What NOT to Do When You’ve Got Writer’s Block

It’s going to happen. Writer’s block is inevitable. You might come bursting out of the gates with a flurry of activity when you first start your blog, but eventually you’ll start to feel like you’ve run out of ideas. That’s perfectly normal and we all go through it. Or maybe you have an inkling of idea, but you’re not really sure how to flesh it out into a full blog post. That’s pretty typical too. We’ve all been there.

This is part and parcel with the world of blogging, even if you’ve carefully decided on how narrow or wide your niche should be. And if you’ve reached this point in your blogging career, you may have started Googling ways to overcome writer’s block too. Again, that’s hardly out of the ordinary.

As you stare at a blank screen with the hope and prayer that some truly amazing content — remember that content is king (but it’s not enough on its own) — is suddenly going to come gushing out from those fingers, through the keyboard, and onto the screen, you may want to avoid these four common pitfalls.

1. Browse Social Media

I know what you’re thinking, because I’m just as guilty of this as anyone else. You’re sitting at your computer, struggling to come up with a great idea to blog about. Your browser window is already open and, almost out of reflex, you make your way over to Facebook or Twitter or YouTube or any number of other bottomless pits of user-generated content on the Internet.

Part of it has to do with our addiction to social media, to be sure, but there’s also an element of false hope there. The wishful thinking goes that I’m skimming my way through Twitter looking for potential blog post ideas. I’m watching a video tutorial, because it might lead to a blog post I could write. I get it. I’ve been there.

But what actually ends up happening? You can pulled down a rabbit hole of Marvel Cinematic Universe fan theories, or you fall into a toxic discussion about controversial politics on Facebook. Next thing you know, it’s several hours later and you still don’t have a blog post. Just don’t do it.

2. Play Video Games

There is a theory in psychology and neuroscience that says some of the most creative ideas will come to you when you’re not actively thinking about them. These sort of “eureka” moments come about as your brain works on problems in the background, all while you’re focusing on something else entirely. That’s why it can be helpful to go for a walk or have a snack if you’re struggling with creative endeavors.

I’ve been playing video games almost my whole life, starting out with the old Atari way back in the mid-1980s. Video games are engaging and rewarding and entertaining. And while you might think that this is a good excuse to activate that “background creativity,” it’s really not.

Your consciousness becomes so engulfed in the world of the game you’re playing, and in the end, nothing will get done. Play games when it’s time to play games, not when you should be blogging.

3. Wait for Inspiration
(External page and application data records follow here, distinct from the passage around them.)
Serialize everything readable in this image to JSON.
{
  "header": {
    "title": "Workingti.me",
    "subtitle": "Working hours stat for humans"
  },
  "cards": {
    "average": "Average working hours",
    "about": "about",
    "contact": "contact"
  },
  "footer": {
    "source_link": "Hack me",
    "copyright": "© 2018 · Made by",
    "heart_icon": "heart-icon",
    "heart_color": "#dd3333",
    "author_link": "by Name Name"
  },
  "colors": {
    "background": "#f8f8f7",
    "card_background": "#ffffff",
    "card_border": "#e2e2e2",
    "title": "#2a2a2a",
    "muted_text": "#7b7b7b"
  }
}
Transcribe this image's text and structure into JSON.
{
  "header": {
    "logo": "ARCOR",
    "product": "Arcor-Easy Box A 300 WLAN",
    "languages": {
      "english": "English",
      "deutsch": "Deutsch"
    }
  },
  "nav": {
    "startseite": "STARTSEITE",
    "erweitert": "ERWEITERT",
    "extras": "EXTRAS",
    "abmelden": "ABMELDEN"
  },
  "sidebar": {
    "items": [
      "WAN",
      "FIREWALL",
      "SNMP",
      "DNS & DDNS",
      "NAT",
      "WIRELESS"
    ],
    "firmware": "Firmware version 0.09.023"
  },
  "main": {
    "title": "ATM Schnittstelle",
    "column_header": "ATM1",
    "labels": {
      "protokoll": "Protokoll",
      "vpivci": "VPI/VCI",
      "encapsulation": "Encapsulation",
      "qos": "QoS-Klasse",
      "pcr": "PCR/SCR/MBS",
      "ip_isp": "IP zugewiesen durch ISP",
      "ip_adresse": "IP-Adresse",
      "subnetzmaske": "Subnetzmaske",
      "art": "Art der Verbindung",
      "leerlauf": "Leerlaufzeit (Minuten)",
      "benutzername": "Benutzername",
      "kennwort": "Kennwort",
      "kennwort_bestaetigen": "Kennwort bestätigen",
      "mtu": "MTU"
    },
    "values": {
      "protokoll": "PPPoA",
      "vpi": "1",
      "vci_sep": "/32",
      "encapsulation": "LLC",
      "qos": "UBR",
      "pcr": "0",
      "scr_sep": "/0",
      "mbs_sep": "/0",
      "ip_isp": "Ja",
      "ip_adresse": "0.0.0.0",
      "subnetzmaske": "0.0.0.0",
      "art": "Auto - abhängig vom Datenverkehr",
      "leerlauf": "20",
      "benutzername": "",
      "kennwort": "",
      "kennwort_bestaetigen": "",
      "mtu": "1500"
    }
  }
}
It’s a total myth. Or rather, it’s a very common misconception. People seem to think that writing freely is the default expectation, and hitting the challenges of writer’s block is the exception. That’s the obstacle that pops up “sometimes” and you just have to wait it out until it’s gone.

The truth is closer to the complete opposite. More often than not, you’re going to sit down with nothing (or very little) to say. It’s not like you have a bottomless well of creativity, just waiting to be tapped. Instead, it’s more like you’ve got to keep filling up that well yourself.

You cannot simply wait around for inspiration to strike, because your muse may never come. At the very least, you’ve got to be willing to meet her halfway.

4. Give Up

This is perhaps the most important thing for you to avoid doing when you encounter writer’s block. Don’t give up. It is completely unreasonable to expect that you’ll be an overnight success, and it’s completely unreasonable to think that you’ll always have something amazing to blog about. Just stick with it, change up the routine now and then, and find a new way. It’s not how many times you get knocked down; it’s how many times you get back up and keep typing.